WHAT TO DO
If a line in the entries includes "язык", show that line.

*** MATERIAL TO PROCESS

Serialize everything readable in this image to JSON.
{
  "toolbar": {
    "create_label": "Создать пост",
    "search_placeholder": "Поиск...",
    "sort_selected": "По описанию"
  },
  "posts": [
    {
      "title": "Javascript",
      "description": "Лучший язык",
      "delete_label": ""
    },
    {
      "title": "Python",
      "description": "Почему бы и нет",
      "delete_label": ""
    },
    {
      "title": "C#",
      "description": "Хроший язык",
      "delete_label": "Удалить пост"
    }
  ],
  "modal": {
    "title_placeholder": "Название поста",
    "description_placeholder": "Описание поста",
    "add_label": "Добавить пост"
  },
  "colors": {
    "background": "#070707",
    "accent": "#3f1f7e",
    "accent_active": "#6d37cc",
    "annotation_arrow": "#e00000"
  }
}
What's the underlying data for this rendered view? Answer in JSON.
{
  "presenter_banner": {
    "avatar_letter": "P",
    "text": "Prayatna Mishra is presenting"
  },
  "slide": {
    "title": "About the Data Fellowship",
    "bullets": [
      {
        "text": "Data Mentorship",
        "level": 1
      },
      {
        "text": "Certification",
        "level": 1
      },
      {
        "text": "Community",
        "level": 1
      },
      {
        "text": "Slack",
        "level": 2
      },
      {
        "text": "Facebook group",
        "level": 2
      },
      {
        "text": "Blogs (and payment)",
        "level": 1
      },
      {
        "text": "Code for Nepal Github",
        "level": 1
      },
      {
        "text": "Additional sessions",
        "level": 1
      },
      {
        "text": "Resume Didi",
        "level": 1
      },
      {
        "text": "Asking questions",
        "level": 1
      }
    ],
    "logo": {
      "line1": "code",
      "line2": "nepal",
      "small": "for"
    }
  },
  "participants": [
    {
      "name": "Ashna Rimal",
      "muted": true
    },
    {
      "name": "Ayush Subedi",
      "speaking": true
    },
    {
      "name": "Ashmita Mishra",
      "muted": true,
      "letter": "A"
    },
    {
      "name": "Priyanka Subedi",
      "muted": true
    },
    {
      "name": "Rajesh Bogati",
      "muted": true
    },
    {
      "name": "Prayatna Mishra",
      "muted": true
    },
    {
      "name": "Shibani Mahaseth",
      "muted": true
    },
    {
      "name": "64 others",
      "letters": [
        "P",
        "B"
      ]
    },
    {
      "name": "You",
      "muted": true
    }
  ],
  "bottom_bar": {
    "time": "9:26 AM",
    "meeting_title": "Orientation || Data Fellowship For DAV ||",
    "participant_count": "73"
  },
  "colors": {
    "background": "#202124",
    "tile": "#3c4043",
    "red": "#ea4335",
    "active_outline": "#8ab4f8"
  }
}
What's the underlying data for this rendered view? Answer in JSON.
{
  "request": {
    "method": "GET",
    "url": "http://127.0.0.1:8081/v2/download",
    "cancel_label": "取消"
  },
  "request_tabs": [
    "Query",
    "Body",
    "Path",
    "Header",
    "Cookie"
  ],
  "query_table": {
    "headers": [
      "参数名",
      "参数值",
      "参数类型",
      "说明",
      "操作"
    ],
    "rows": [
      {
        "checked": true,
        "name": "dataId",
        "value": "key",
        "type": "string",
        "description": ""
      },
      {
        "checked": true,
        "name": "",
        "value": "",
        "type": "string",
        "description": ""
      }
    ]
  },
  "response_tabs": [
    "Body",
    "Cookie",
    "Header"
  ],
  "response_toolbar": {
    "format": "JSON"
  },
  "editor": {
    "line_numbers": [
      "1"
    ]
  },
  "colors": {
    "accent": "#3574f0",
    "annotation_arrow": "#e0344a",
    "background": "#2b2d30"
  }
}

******

ANSWER BELOW
      "description": "Лучший язык",
      "description": "Хроший язык",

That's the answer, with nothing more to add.